Hmmmm this sounds like the opposite of that show, the one with Paris Hilton at the farm or whatever. (A quick check on Google reveals that it’s called Simple Life, The) It’s funny, even though I’m still fairly new here, I’ve picked up on several things you can and can’t do that I could or couldn’t on the Island.
First, no more running out into the street without really looking. That’s a sure way to lose some limbs out here. I know it’s illegal (right?) to jaywalk, but it seemed like everyone did it on the Island and the drivers were courteous enough to let people cross. Yes, as a driver, it sure was annoying waiting for old grandma to cross the street with her walker when you were blazing down North River Rd. However, you still did it just the same. It didn’t feel right to make the pedestrian wait even though there was no crosswalk.
Here’s it’s different. You damn well better wait at that crosswalk until the light beckons you with the walk symbol or the car stops at the stop sign. Well, that is if your value your life.
Now one thing that I’m still not sure is just an Island thing or not is a FutureShop dilemma. Now back on PEI, if you paid for something at a register aside from the actual ones at the door, you could always just skip the line to get the cashier wave it over the demagnetizing device (or whatever, you know what I mean, the sensor thing) to let you through the security alarm. Well we were in St. Catherines and we did that same thing we’ve always done on the Island. In hindsight, I don’t know if we should have. The first clue I got as to that was the fact that I noticed a nice little scowl directed our way by a lady further down the line. The next one came from the cashier who looked a little confused as to why we were up there when she was still ringing someone else through. We silently pleaded ignorance and walked out of the store. I probably won’t be doing that again. Next time I’ll wait the few extra minutes and save my self the discomfort of directed stares.

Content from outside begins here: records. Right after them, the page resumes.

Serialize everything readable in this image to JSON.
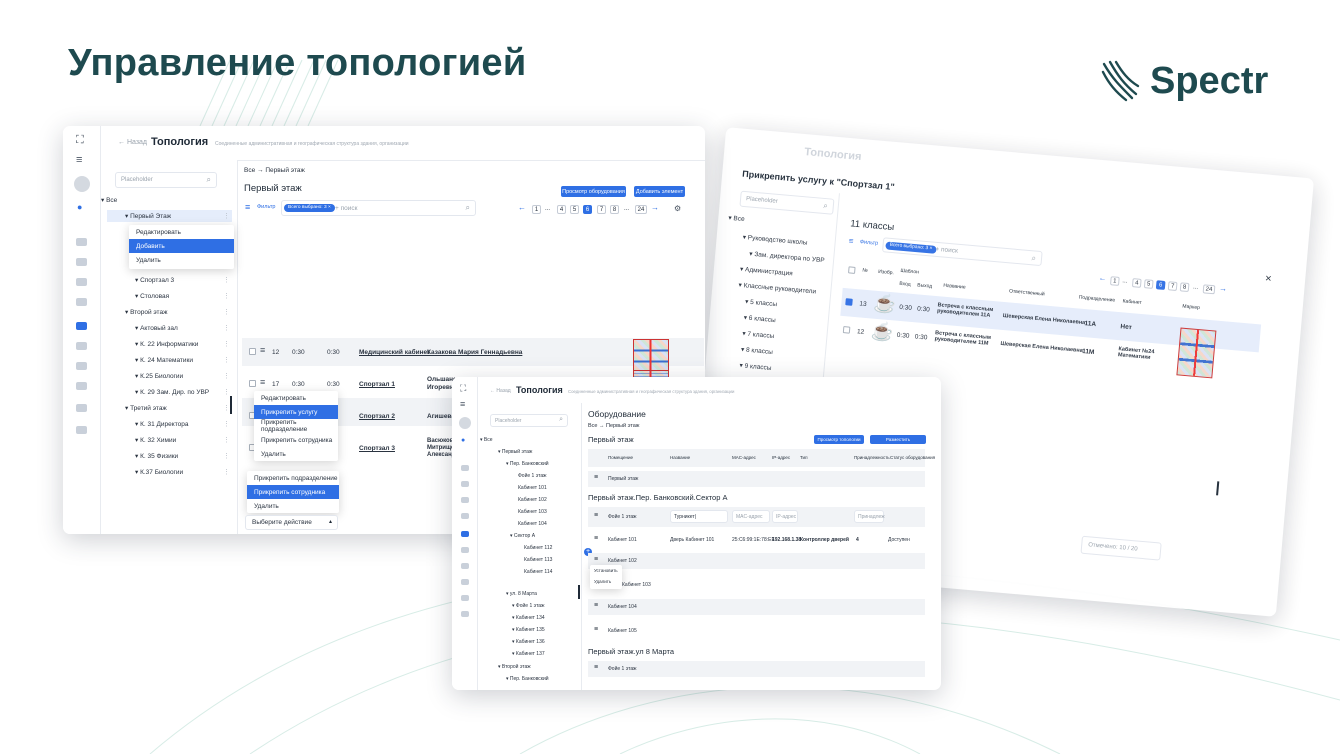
{
  "slide": {
    "title": "Управление топологией",
    "brand": "Spectr",
    "colors": {
      "accent": "#2f6fe4",
      "brand": "#1e4a4f"
    }
  },
  "w1": {
    "back": "← Назад",
    "title": "Топология",
    "subtitle": "Соединенные административная и географическая структура здания, организации",
    "search_placeholder": "Placeholder",
    "tree": [
      "Все",
      "Первый Этаж",
      "Спортзал 3",
      "Столовая",
      "Второй этаж",
      "Актовый зал",
      "К. 22 Информатики",
      "К. 24 Математики",
      "К.25 Биологии",
      "К. 29 Зам. Дир. по УВР",
      "Третий этаж",
      "К. 31 Директора",
      "К. 32 Химии",
      "К. 35 Физики",
      "К.37 Биологии"
    ],
    "ctx_menu": [
      "Редактировать",
      "Добавить",
      "Удалить"
    ],
    "breadcrumb": [
      "Все",
      "Первый этаж"
    ],
    "heading": "Первый этаж",
    "btn_view": "Просмотр оборудования",
    "btn_add": "Добавить элемент",
    "filter": "Фильтр",
    "chip": "Всего выбрано: 3 ×",
    "search": "+ поиск",
    "pages": [
      "1",
      "...",
      "4",
      "5",
      "6",
      "7",
      "8",
      "...",
      "24"
    ],
    "rows": [
      {
        "n": "12",
        "in": "0:30",
        "out": "0:30",
        "name": "Медицинский кабинет",
        "person": "Казакова Мария Геннадьевна"
      },
      {
        "n": "17",
        "in": "0:30",
        "out": "0:30",
        "name": "Спортзал 1",
        "person": "Ольшанс Игоревн"
      },
      {
        "n": "",
        "in": "",
        "out": "",
        "name": "Спортзал 2",
        "person": "Агишева С"
      },
      {
        "n": "",
        "in": "",
        "out": "",
        "name": "Спортзал 3",
        "person": "Васюков Митрищен Александ"
      }
    ],
    "row_menu": [
      "Редактировать",
      "Прикрепить услугу",
      "Прикрепить подразделение",
      "Прикрепить сотрудника",
      "Удалить"
    ],
    "bottom_menu": [
      "Прикрепить подразделение",
      "Прикрепить сотрудника",
      "Удалить"
    ],
    "action_select": "Выберите действие"
  },
  "w2": {
    "title": "Топология",
    "dialog_title": "Прикрепить услугу к \"Спортзал 1\"",
    "search_placeholder": "Placeholder",
    "tree": [
      "Все",
      "Руководство школы",
      "Зам. директора по УВР",
      "Администрация",
      "Классные руководители",
      "5 классы",
      "6 классы",
      "7 классы",
      "8 классы",
      "9 классы"
    ],
    "heading": "11 классы",
    "filter": "Фильтр",
    "chip": "Всего выбрано: 3 ×",
    "search": "+ поиск",
    "cols": [
      "№",
      "Изобр.",
      "Шаблон",
      "Вход",
      "Выход",
      "Название",
      "Ответственный",
      "Подразделение",
      "Кабинет",
      "Маркер"
    ],
    "rows": [
      {
        "n": "13",
        "in": "0:30",
        "out": "0:30",
        "name": "Встреча с классным руководителем 11А",
        "person": "Шеверская Елена Николаевна",
        "dept": "11А",
        "room": "Нет"
      },
      {
        "n": "12",
        "in": "0:30",
        "out": "0:30",
        "name": "Встреча с классным руководителем 11М",
        "person": "Шеверская Елена Николаевна",
        "dept": "11М",
        "room": "Кабинет №24 Математики"
      }
    ],
    "pages": [
      "1",
      "...",
      "4",
      "5",
      "6",
      "7",
      "8",
      "...",
      "24"
    ],
    "selected": "Отмечено: 10 / 20"
  },
  "w3": {
    "back": "← Назад",
    "title": "Топология",
    "subtitle": "Соединенные административная и географическая структура здания, организации",
    "search_placeholder": "Placeholder",
    "tree": [
      "Все",
      "Первый этаж",
      "Пер. Банковский",
      "Фойе 1 этаж",
      "Кабинет 101",
      "Кабинет 102",
      "Кабинет 103",
      "Кабинет 104",
      "Сектор А",
      "Кабинет 112",
      "Кабинет 113",
      "Кабинет 114",
      "ул. 8 Марта",
      "Фойе 1 этаж",
      "Кабинет 134",
      "Кабинет 135",
      "Кабинет 136",
      "Кабинет 137",
      "Второй этаж",
      "Пер. Банковский"
    ],
    "heading": "Оборудование",
    "breadcrumb": [
      "Все",
      "Первый этаж"
    ],
    "section1": "Первый этаж",
    "btn_view": "Просмотр топологии",
    "btn_place": "Разместить",
    "cols": [
      "Помещение",
      "Название",
      "MAC-адрес",
      "IP-адрес",
      "Тип",
      "Принадлежность",
      "Статус оборудования"
    ],
    "s1_row": "Первый этаж",
    "section2": "Первый этаж.Пер. Банковский.Сектор А",
    "foyer": "Фойе 1 этаж",
    "turnstile": "Турникет|",
    "mac_ph": "MAC-адрес",
    "ip_ph": "IP-адрес",
    "aff_ph": "Принадлеж",
    "k101": {
      "room": "Кабинет 101",
      "name": "Дверь Кабинет 101",
      "mac": "25:C6:99:1E:78:EF",
      "ip": "192.168.1.38",
      "type": "Контроллер дверей",
      "aff": "4",
      "status": "Доступен"
    },
    "rooms": [
      "Кабинет 102",
      "Кабинет 103",
      "Кабинет 104",
      "Кабинет 105"
    ],
    "ctx": [
      "Установить",
      "Удалить"
    ],
    "section3": "Первый этаж.ул 8 Марта",
    "last_row": "Фойе 1 этаж"
  }
}
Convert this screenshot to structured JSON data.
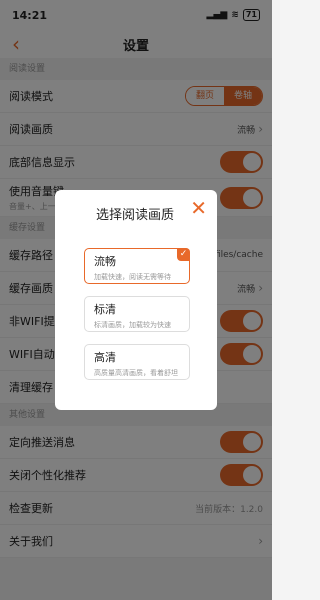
{
  "status": {
    "time": "14:21",
    "battery": "71"
  },
  "header": {
    "title": "设置",
    "back_icon": "chevron-left-icon"
  },
  "sections": {
    "reading": "阅读设置",
    "cache": "缓存设置",
    "other": "其他设置"
  },
  "reading": {
    "mode_label": "阅读模式",
    "mode_options": [
      "翻页",
      "卷轴"
    ],
    "mode_selected": "卷轴",
    "quality_label": "阅读画质",
    "quality_value": "流畅",
    "bottom_info_label": "底部信息显示",
    "volume_label": "使用音量键",
    "volume_sub": "音量+、上一"
  },
  "cache": {
    "path_label": "缓存路径",
    "path_value": "files/cache",
    "quality_label": "缓存画质",
    "quality_value": "流畅",
    "non_wifi_label": "非WIFI提醒",
    "wifi_auto_label": "WIFI自动缓存",
    "clear_label": "清理缓存"
  },
  "other": {
    "push_label": "定向推送消息",
    "personalize_label": "关闭个性化推荐",
    "update_label": "检查更新",
    "version_text": "当前版本：1.2.0",
    "about_label": "关于我们"
  },
  "dialog": {
    "title": "选择阅读画质",
    "close_icon": "close-icon",
    "options": [
      {
        "name": "流畅",
        "desc": "加载快速，阅读无需等待",
        "selected": true
      },
      {
        "name": "标清",
        "desc": "标清画质，加载较为快速",
        "selected": false
      },
      {
        "name": "高清",
        "desc": "高质量高清画质，看着舒坦",
        "selected": false
      }
    ]
  },
  "colors": {
    "accent": "#e8692a"
  }
}
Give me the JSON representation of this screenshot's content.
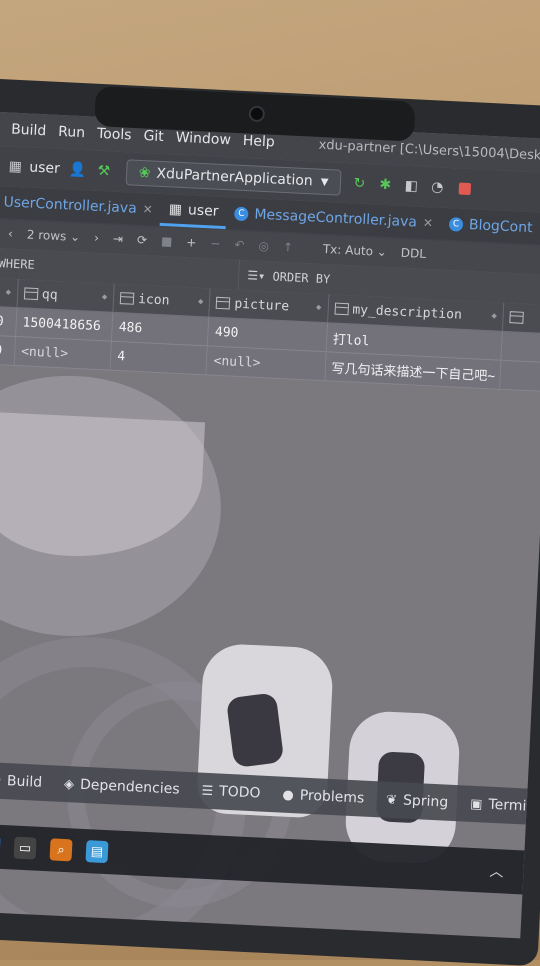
{
  "menu": {
    "items": [
      "Build",
      "Run",
      "Tools",
      "Git",
      "Window",
      "Help"
    ],
    "window_title": "xdu-partner [C:\\Users\\15004\\Desktop\\"
  },
  "toolbar": {
    "table_label": "user",
    "run_config": "XduPartnerApplication"
  },
  "tabs": [
    {
      "label": "UserController.java",
      "active": false
    },
    {
      "label": "user",
      "active": true
    },
    {
      "label": "MessageController.java",
      "active": false
    },
    {
      "label": "BlogCont",
      "active": false
    }
  ],
  "grid_toolbar": {
    "rows_label": "2 rows",
    "tx_label": "Tx: Auto",
    "ddl_label": "DDL"
  },
  "filter": {
    "where_label": "WHERE",
    "order_label": "ORDER BY"
  },
  "table": {
    "columns": [
      "qq",
      "icon",
      "picture",
      "my_description"
    ],
    "rows": [
      {
        "qq": "1500418656",
        "icon": "486",
        "picture": "490",
        "my_description": "打lol"
      },
      {
        "qq": "<null>",
        "icon": "4",
        "picture": "<null>",
        "my_description": "写几句话来描述一下自己吧~"
      }
    ]
  },
  "bottom_tools": [
    "Build",
    "Dependencies",
    "TODO",
    "Problems",
    "Spring",
    "Termi"
  ],
  "colors": {
    "accent": "#4fa2ee",
    "run_green": "#58c75a",
    "stop_red": "#e05a52",
    "tab_link": "#6ea6e6"
  },
  "icons": {
    "table": "table-icon",
    "run": "run-icon",
    "debug": "debug-icon",
    "stop": "stop-icon"
  }
}
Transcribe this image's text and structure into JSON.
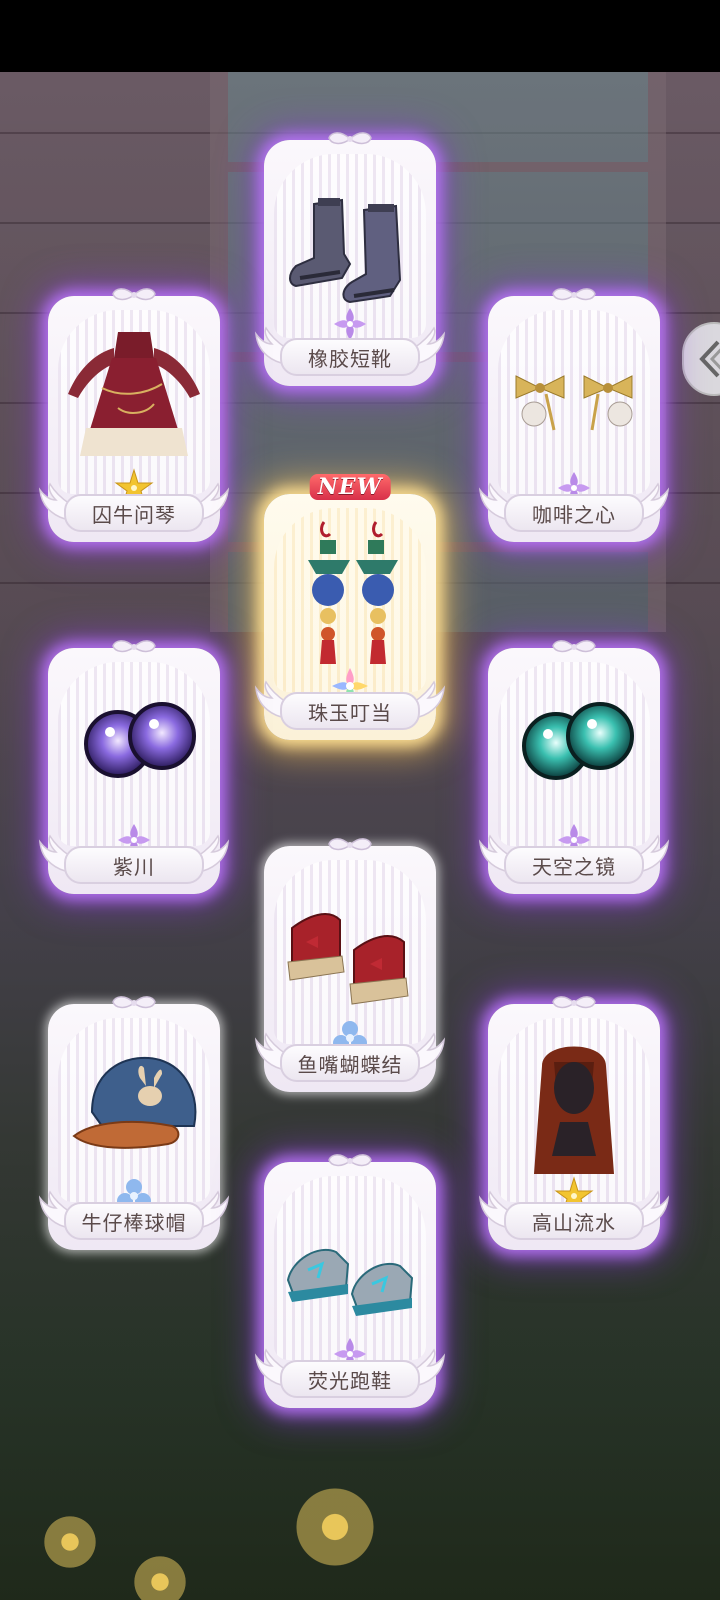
{
  "rewards": {
    "items": [
      {
        "name": "橡胶短靴",
        "rarity": "purple",
        "is_new": false
      },
      {
        "name": "囚牛问琴",
        "rarity": "gold",
        "is_new": false
      },
      {
        "name": "咖啡之心",
        "rarity": "purple",
        "is_new": false
      },
      {
        "name": "珠玉叮当",
        "rarity": "rainbow",
        "is_new": true
      },
      {
        "name": "紫川",
        "rarity": "purple",
        "is_new": false
      },
      {
        "name": "天空之镜",
        "rarity": "purple",
        "is_new": false
      },
      {
        "name": "鱼嘴蝴蝶结",
        "rarity": "blue",
        "is_new": false
      },
      {
        "name": "牛仔棒球帽",
        "rarity": "blue",
        "is_new": false
      },
      {
        "name": "高山流水",
        "rarity": "gold",
        "is_new": false
      },
      {
        "name": "荧光跑鞋",
        "rarity": "purple",
        "is_new": false
      }
    ],
    "new_badge": "NEW"
  },
  "colors": {
    "purple_glow": "#b070ff",
    "gold_glow": "#ffd27a",
    "label_text": "#5a4a4a"
  },
  "icons": {
    "side_nav": "diamond-arrow-icon"
  }
}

There is very little interaction between strangers. Yeah, kind of like what mommy always said, ‘Don’t talk to strangers…’ It’s a very mind your own business kind of manner around here. I’ve spoken with one neighbor so far and I think that amounted to something like, ‘hey, the weather’s pretty warm huh?’. Then I got the pretty habitual response you’d expect to that sort of question and off I went for a little walk. No one says hi to each other really as they pass. I guess in a way that’s good too; otherwise you’d spend your time walking constantly saying hi to keep up with the flow of people. I just feels weird to have come from a place where everyone acted like they were everyone else’s friend to a place where I know absolutely no one. I’ve really got to meet some people…
I guess the general gist of things is that people here aren’t as tight knit as they are back on PEI. Everyone at least a little bit cared for others there. Here, it’s probably too hard to care for everyone else. There’d be very little time left for yourself. That’s what I’ll attribute this to.
In other news, a person I met and got to know a bit at DiscoveryQuest in Acadia is going to Waterloo as well. It was very weird and coincidental as I hadn’t spoken to him in a long while and he messaged me last night asking me where I was going to university. It was like he already knew…